Repeat the records. Keep every word and mark exactly as it is.

Data extract:
--------------------------------------------------

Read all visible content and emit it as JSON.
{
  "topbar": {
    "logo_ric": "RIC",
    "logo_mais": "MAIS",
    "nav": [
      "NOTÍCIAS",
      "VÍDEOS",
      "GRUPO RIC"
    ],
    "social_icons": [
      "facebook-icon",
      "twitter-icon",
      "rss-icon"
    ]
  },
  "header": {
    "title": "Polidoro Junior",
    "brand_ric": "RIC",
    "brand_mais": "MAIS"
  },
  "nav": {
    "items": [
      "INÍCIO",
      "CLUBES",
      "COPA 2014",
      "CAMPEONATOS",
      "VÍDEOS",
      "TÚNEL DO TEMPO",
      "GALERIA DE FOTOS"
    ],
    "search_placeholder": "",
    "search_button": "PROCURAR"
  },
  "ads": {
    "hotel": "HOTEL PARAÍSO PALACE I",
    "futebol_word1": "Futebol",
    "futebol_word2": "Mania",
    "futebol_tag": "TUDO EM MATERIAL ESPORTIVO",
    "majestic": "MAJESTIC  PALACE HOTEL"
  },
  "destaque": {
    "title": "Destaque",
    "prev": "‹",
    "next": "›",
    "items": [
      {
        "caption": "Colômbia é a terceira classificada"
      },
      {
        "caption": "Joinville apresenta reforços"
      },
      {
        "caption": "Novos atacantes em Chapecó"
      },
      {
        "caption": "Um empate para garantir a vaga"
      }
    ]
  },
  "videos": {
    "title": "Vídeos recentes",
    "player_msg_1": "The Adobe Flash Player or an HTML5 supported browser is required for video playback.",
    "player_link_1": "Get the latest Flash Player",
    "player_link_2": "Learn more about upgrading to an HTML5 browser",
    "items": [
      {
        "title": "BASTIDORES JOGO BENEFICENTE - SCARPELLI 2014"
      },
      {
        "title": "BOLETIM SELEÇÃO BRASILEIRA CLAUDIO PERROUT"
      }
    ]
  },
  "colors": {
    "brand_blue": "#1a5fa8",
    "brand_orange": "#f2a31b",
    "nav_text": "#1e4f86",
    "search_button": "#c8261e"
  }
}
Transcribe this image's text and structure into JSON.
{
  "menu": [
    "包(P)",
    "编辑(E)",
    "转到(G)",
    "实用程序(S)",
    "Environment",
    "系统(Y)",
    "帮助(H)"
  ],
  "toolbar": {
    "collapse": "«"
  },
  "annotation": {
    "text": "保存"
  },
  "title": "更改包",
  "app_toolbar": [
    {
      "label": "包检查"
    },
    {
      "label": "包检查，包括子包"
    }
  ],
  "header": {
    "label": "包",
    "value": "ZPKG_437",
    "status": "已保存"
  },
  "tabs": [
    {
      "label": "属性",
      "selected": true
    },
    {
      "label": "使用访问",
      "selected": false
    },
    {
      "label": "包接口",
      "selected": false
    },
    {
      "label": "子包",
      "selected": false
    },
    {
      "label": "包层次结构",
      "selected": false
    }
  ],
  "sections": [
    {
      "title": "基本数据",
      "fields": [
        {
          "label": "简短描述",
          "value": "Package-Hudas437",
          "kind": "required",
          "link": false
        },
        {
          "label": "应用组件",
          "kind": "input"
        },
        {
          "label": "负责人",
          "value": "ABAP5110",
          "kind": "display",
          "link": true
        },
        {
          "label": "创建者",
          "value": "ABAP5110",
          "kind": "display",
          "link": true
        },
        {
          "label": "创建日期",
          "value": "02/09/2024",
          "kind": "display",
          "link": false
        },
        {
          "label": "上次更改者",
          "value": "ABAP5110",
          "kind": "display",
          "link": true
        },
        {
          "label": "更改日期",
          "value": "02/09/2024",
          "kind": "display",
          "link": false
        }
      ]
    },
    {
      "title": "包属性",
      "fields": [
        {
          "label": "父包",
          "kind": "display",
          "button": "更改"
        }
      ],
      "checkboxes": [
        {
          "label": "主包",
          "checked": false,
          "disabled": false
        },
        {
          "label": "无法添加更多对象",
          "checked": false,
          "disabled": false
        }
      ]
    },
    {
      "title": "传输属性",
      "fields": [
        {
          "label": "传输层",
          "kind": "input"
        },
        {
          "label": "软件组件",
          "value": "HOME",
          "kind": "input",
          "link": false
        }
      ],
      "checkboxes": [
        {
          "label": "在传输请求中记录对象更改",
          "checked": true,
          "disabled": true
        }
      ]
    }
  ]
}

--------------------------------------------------

Solution to the problem:
Read all visible content and emit it as JSON.
{
  "topbar": {
    "logo_ric": "RIC",
    "logo_mais": "MAIS",
    "nav": [
      "NOTÍCIAS",
      "VÍDEOS",
      "GRUPO RIC"
    ],
    "social_icons": [
      "facebook-icon",
      "twitter-icon",
      "rss-icon"
    ]
  },
  "header": {
    "title": "Polidoro Junior",
    "brand_ric": "RIC",
    "brand_mais": "MAIS"
  },
  "nav": {
    "items": [
      "INÍCIO",
      "CLUBES",
      "COPA 2014",
      "CAMPEONATOS",
      "VÍDEOS",
      "TÚNEL DO TEMPO",
      "GALERIA DE FOTOS"
    ],
    "search_placeholder": "",
    "search_button": "PROCURAR"
  },
  "ads": {
    "hotel": "HOTEL PARAÍSO PALACE I",
    "futebol_word1": "Futebol",
    "futebol_word2": "Mania",
    "futebol_tag": "TUDO EM MATERIAL ESPORTIVO",
    "majestic": "MAJESTIC  PALACE HOTEL"
  },
  "destaque": {
    "title": "Destaque",
    "prev": "‹",
    "next": "›",
    "items": [
      {
        "caption": "Colômbia é a terceira classificada"
      },
      {
        "caption": "Joinville apresenta reforços"
      },
      {
        "caption": "Novos atacantes em Chapecó"
      },
      {
        "caption": "Um empate para garantir a vaga"
      }
    ]
  },
  "videos": {
    "title": "Vídeos recentes",
    "player_msg_1": "The Adobe Flash Player or an HTML5 supported browser is required for video playback.",
    "player_link_1": "Get the latest Flash Player",
    "player_link_2": "Learn more about upgrading to an HTML5 browser",
    "items": [
      {
        "title": "BASTIDORES JOGO BENEFICENTE - SCARPELLI 2014"
      },
      {
        "title": "BOLETIM SELEÇÃO BRASILEIRA CLAUDIO PERROUT"
      }
    ]
  },
  "colors": {
    "brand_blue": "#1a5fa8",
    "brand_orange": "#f2a31b",
    "nav_text": "#1e4f86",
    "search_button": "#c8261e"
  }
}
Transcribe this image's text and structure into JSON.
{
  "menu": [
    "包(P)",
    "编辑(E)",
    "转到(G)",
    "实用程序(S)",
    "Environment",
    "系统(Y)",
    "帮助(H)"
  ],
  "toolbar": {
    "collapse": "«"
  },
  "annotation": {
    "text": "保存"
  },
  "title": "更改包",
  "app_toolbar": [
    {
      "label": "包检查"
    },
    {
      "label": "包检查，包括子包"
    }
  ],
  "header": {
    "label": "包",
    "value": "ZPKG_437",
    "status": "已保存"
  },
  "tabs": [
    {
      "label": "属性",
      "selected": true
    },
    {
      "label": "使用访问",
      "selected": false
    },
    {
      "label": "包接口",
      "selected": false
    },
    {
      "label": "子包",
      "selected": false
    },
    {
      "label": "包层次结构",
      "selected": false
    }
  ],
  "sections": [
    {
      "title": "基本数据",
      "fields": [
        {
          "label": "简短描述",
          "value": "Package-Hudas437",
          "kind": "required",
          "link": false
        },
        {
          "label": "应用组件",
          "kind": "input"
        },
        {
          "label": "负责人",
          "value": "ABAP5110",
          "kind": "display",
          "link": true
        },
        {
          "label": "创建者",
          "value": "ABAP5110",
          "kind": "display",
          "link": true
        },
        {
          "label": "创建日期",
          "value": "02/09/2024",
          "kind": "display",
          "link": false
        },
        {
          "label": "上次更改者",
          "value": "ABAP5110",
          "kind": "display",
          "link": true
        },
        {
          "label": "更改日期",
          "value": "02/09/2024",
          "kind": "display",
          "link": false
        }
      ]
    },
    {
      "title": "包属性",
      "fields": [
        {
          "label": "父包",
          "kind": "display",
          "button": "更改"
        }
      ],
      "checkboxes": [
        {
          "label": "主包",
          "checked": false,
          "disabled": false
        },
        {
          "label": "无法添加更多对象",
          "checked": false,
          "disabled": false
        }
      ]
    },
    {
      "title": "传输属性",
      "fields": [
        {
          "label": "传输层",
          "kind": "input"
        },
        {
          "label": "软件组件",
          "value": "HOME",
          "kind": "input",
          "link": false
        }
      ],
      "checkboxes": [
        {
          "label": "在传输请求中记录对象更改",
          "checked": true,
          "disabled": true
        }
      ]
    }
  ]
}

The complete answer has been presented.